Further changes to counting and complaint procedures have only heightened concerns that the vote will be neither free nor fair. Though the opposition has alleged that over 100 PPM activists have been appointed to man the booths, the EC is ignoring or rejecting all such complaints. Needless to say, all eyes will be on the commission after the polls close, and terrible reviews from the losing side are inevitable.
Co-starring in the 2013 election debacle, the Maldives’ highest court made international headlines when it annulled the first round of voting, alleging 5623 fraudulent votes following spurious complaints by third-placed candidate, Gasim Ibrahim.
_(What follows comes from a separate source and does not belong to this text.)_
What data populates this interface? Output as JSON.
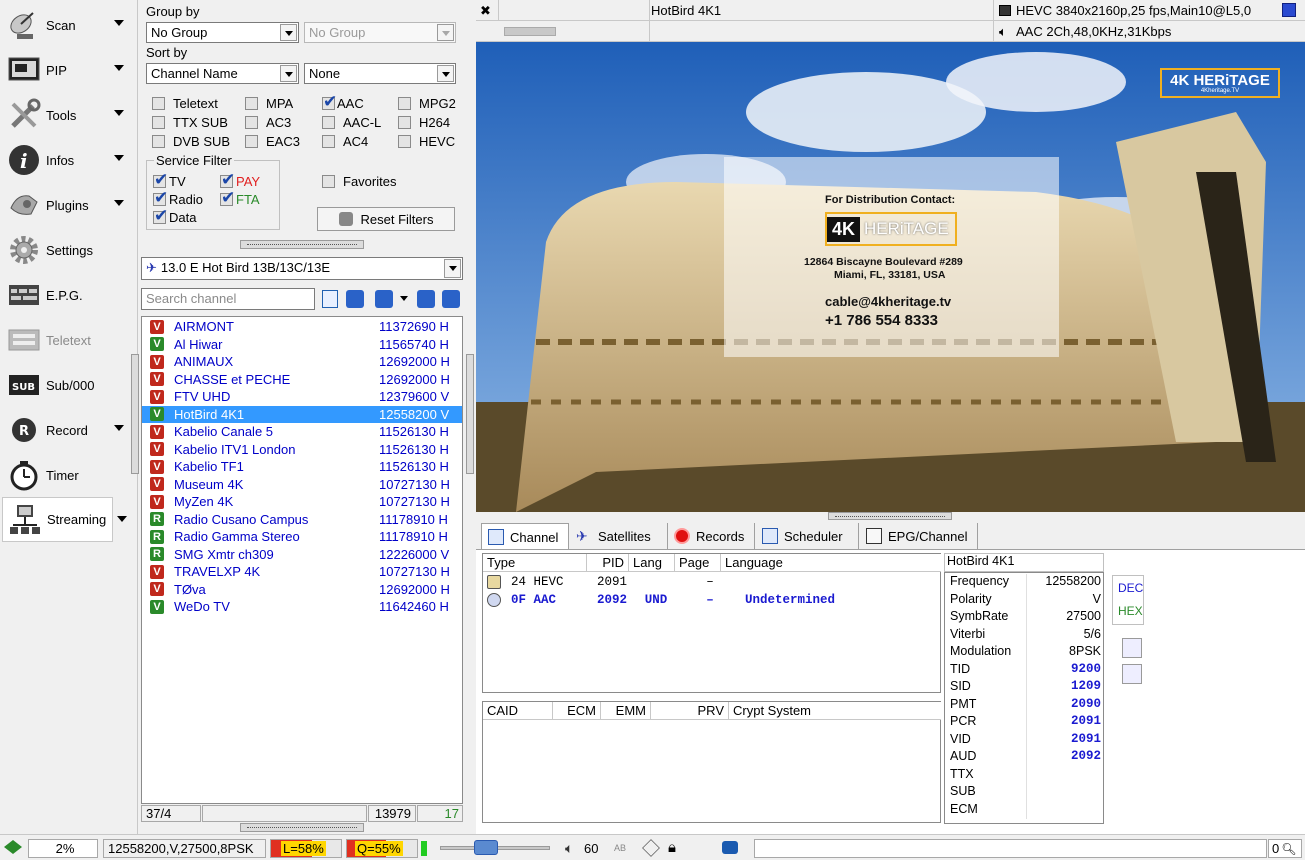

While a repeat vote brought the same result – a Nasheed-Yameen run-off – the court was accused of overstepping its constitutional mandate in micromanaging the polls.
Five years on, the court’s credibility has further deteriorated. After working in lockstep with the government, including supporting the questionable prosecutions of multiple opposition leaders, the court’s dramatic overturning of all charges in February prompted President Yameen to implement a state of emergency and jail two of the seven-man bench. With loyalty seemingly restored and the 2013 precedent of a court veto on any result, another controversial cameo from the Supreme Court can’t be ruled out.
Camera and lighting
Increasing attacks on media freedom have been a hallmark of President Yameen’s time in office. Anti-defamation legislation introduced in 2016 has resulted in repeated fines levied against opposition-aligned outlets, while the abduction of journalist Ahmed Rilwan in 2014 and the murder of blogger Yameen Rasheed in 2017 revealed the perilous state of free speech in the archipelago. Prominent local outlets have resorted to self-censorship, while others have chosen to close down altogether as state media faces accusations of giving pro-government groups excessive time in the spotlight.
International correspondents have struggled to meet entry criteria so strict as to present de facto restrictions on foreign coverage. Following a series of damaging reports in 2016, most notably Al Jazeera’s exposure of eye-watering state corruption, foreign reporters must now submit themselves to a Kafkaesque business-visa application process. With willing local sponsors for incoming journalists not easy to find, it seems the world will be relying on resilient local journalists as well as a few curious ‘tourists’ to tell the story of the 2018 election.
How will it end?
As the polls draw near, President Yameen has scripted a glorious victory through the support of those grateful for infrastructure development, combined with staunch nationalists and religious conservatives. Alternatively, Ibu’s coalition tells a tale of a silent majority poised to reject creeping authoritarianism and make themselves heard at the polling booths.
Unfortunately, the story is far more complicated than this. Against a backdrop of rampant influence-peddling, corruption and fraud, there are too many variables to reliably predict how the election will play out. Do pro-Yameen loyalists in key institutions make an incumbent win inevitable? Can the combined popularity of two jailed former presidents translate into victory for Ibu Solih? Will the threat of international sanctions spook the country’s financial overlords? Will the vote go ahead at all?
Either way, there are sure to be many plot twists before the credits roll on the 2018 election. The result could determine whether the Maldivian people will get a sequel in another five years, or whether the poll represents an extended period of democracy interrupted for Maldives.